### Task to carry out
Reproduce every line that appears below, precisely and completely.

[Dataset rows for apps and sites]
*** Begin section ***

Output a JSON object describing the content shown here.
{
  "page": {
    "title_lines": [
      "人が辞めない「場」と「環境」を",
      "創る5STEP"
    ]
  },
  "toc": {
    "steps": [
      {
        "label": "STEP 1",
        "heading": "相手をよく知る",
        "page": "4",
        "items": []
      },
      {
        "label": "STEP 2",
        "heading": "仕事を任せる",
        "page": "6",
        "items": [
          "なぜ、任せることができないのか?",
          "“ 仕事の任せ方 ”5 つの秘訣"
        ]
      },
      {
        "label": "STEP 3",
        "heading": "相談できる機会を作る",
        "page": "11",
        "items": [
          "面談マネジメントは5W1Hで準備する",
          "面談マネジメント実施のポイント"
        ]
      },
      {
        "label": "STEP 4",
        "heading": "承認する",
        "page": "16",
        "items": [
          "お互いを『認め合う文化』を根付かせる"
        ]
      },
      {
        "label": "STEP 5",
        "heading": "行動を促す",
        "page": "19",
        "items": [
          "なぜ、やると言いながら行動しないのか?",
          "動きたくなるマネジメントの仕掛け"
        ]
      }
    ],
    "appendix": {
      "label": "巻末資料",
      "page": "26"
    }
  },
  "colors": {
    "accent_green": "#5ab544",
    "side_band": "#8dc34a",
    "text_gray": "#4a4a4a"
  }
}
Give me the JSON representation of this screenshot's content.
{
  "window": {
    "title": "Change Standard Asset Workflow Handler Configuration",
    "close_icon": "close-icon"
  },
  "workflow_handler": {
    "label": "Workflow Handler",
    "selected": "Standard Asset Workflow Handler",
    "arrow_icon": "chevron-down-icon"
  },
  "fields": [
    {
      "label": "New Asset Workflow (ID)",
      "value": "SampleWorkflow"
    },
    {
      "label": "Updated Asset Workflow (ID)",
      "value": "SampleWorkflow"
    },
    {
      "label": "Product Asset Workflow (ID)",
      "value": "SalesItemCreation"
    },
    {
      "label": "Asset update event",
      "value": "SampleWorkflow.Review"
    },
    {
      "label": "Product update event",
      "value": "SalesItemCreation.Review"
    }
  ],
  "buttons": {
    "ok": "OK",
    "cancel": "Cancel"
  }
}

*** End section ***

### Response
Output a JSON object describing the content shown here.
{
  "page": {
    "title_lines": [
      "人が辞めない「場」と「環境」を",
      "創る5STEP"
    ]
  },
  "toc": {
    "steps": [
      {
        "label": "STEP 1",
        "heading": "相手をよく知る",
        "page": "4",
        "items": []
      },
      {
        "label": "STEP 2",
        "heading": "仕事を任せる",
        "page": "6",
        "items": [
          "なぜ、任せることができないのか?",
          "“ 仕事の任せ方 ”5 つの秘訣"
        ]
      },
      {
        "label": "STEP 3",
        "heading": "相談できる機会を作る",
        "page": "11",
        "items": [
          "面談マネジメントは5W1Hで準備する",
          "面談マネジメント実施のポイント"
        ]
      },
      {
        "label": "STEP 4",
        "heading": "承認する",
        "page": "16",
        "items": [
          "お互いを『認め合う文化』を根付かせる"
        ]
      },
      {
        "label": "STEP 5",
        "heading": "行動を促す",
        "page": "19",
        "items": [
          "なぜ、やると言いながら行動しないのか?",
          "動きたくなるマネジメントの仕掛け"
        ]
      }
    ],
    "appendix": {
      "label": "巻末資料",
      "page": "26"
    }
  },
  "colors": {
    "accent_green": "#5ab544",
    "side_band": "#8dc34a",
    "text_gray": "#4a4a4a"
  }
}
Give me the JSON representation of this screenshot's content.
{
  "window": {
    "title": "Change Standard Asset Workflow Handler Configuration",
    "close_icon": "close-icon"
  },
  "workflow_handler": {
    "label": "Workflow Handler",
    "selected": "Standard Asset Workflow Handler",
    "arrow_icon": "chevron-down-icon"
  },
  "fields": [
    {
      "label": "New Asset Workflow (ID)",
      "value": "SampleWorkflow"
    },
    {
      "label": "Updated Asset Workflow (ID)",
      "value": "SampleWorkflow"
    },
    {
      "label": "Product Asset Workflow (ID)",
      "value": "SalesItemCreation"
    },
    {
      "label": "Asset update event",
      "value": "SampleWorkflow.Review"
    },
    {
      "label": "Product update event",
      "value": "SalesItemCreation.Review"
    }
  ],
  "buttons": {
    "ok": "OK",
    "cancel": "Cancel"
  }
}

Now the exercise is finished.